Strongly global learners often have difficulty in school. Before they make their mental breakthrough in a given subject, their struggle to solve problems that their sequential counterparts handle with ease makes them feel stupid. Even after they make breakthroughs, their inability to explain their problem-solving processes can get them into trouble, as when Glenda was suspected of cheating. These difficulties---which most of them experience from the first grade on---are truly unfortunate, since global learners collectively constitute one of society's most valuable and underutilized resources. If they are allowed to progress in their seemingly disjointed manner, some of them will go on to become our most creative researchers, our systems analysts---our global thinkers.
Felder and Silverman^1 suggest ways that engineering instructors can accommodate the learning styles of global learners. Most of these suggestions involve providing a broad perspective on the course material, relating it to material in other courses and disciplines and to the students' prior experience. Perhaps the best thing we can do for these individuals, however, is to watch for them, and when we find them (which we will), explain and affirm their learning process to them. They probably already know all about the drawbacks of their style but it usually comes as a revelation to them that they also have advantages---that their creativity and breadth of vision can be exceptionally valuable to future employers and to society. Any encouragement we provide could substantially increase the likelihood that they will succeed in school and go on to apply their unique abilities after they graduate.
Postscript: 10 years later. Susan graduated and went on to get a masters degree in chemical engineering, got a number of good job offers, and went to work in the process design division of a large petrochemical company. She did extremely well, and is now making rapid progress up the technical management ladder. Glenda went through a lengthy job search when she graduated---all those C's on her transcript worried prospective employers---and finally found a position with a small firm of design consultants. Her first project involved designing and installing process simulation software for a pharmaceuticals manufacturer. She did almost nothing on the project for months, despite increasing pressure from her supervisor. Then she came up with a package that not only did the required simulation but also used it to schedule production, manage inventory, and determine production bottlenecks and the best methods of eliminating them. The company estimated that the program led to savings of two million dollars in its first year of use. Glenda now gets the problems too difficult for anyone else in the firm to solve. Sometimes long periods go by without any apparent results, but no one pressures her any more.
1. See R.M. Felder and L.K. Silverman, "Learning and Teaching Styles in Engineering Education," Engineering Education 78(7),674(1988). Susan is a representative sequential learner and Glenda is a representative global learner, but not all sequentials are just like Susan and not all globals are just like Glenda.

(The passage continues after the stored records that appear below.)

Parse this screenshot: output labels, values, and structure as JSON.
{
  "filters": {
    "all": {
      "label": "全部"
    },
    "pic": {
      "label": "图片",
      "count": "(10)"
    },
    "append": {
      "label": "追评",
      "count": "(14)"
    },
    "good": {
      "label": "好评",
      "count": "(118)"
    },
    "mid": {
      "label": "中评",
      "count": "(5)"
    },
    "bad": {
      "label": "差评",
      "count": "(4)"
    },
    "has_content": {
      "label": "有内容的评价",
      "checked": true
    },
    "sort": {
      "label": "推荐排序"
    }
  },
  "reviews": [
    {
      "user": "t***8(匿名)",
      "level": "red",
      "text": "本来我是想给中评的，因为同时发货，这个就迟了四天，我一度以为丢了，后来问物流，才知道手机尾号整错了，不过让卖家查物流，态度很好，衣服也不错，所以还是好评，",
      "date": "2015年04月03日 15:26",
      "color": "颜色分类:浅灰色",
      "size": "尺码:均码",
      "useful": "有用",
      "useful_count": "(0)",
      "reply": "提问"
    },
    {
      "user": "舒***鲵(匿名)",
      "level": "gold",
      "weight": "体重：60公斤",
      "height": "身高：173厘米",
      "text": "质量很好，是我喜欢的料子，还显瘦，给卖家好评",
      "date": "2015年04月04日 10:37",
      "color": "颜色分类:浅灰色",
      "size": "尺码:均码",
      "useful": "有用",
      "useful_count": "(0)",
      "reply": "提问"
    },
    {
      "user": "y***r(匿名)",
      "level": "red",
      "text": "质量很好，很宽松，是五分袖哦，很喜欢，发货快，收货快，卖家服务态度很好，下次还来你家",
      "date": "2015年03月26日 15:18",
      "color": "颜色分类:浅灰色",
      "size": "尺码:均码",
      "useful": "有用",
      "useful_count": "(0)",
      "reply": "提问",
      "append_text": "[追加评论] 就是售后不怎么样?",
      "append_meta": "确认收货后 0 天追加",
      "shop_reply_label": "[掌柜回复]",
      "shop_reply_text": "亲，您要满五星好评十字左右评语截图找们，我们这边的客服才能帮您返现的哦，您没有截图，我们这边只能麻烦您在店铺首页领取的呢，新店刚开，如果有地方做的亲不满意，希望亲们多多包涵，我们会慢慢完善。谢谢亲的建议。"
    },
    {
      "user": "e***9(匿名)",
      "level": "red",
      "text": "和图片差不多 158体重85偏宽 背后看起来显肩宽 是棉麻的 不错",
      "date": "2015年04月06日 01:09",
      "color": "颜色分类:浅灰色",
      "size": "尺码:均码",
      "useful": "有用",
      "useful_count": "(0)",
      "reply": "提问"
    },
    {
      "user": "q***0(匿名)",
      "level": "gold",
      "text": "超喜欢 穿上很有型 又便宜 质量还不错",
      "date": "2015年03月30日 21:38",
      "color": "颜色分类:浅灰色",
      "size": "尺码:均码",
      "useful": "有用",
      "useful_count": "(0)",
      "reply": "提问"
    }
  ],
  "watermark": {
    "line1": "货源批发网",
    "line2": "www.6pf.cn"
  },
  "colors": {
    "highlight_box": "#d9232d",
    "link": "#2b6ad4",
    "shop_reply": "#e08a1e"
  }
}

These labels simply denote tendencies that may be strong or weak in any given individual, and everyone exhibits characteristics of both types to different degrees. Return to text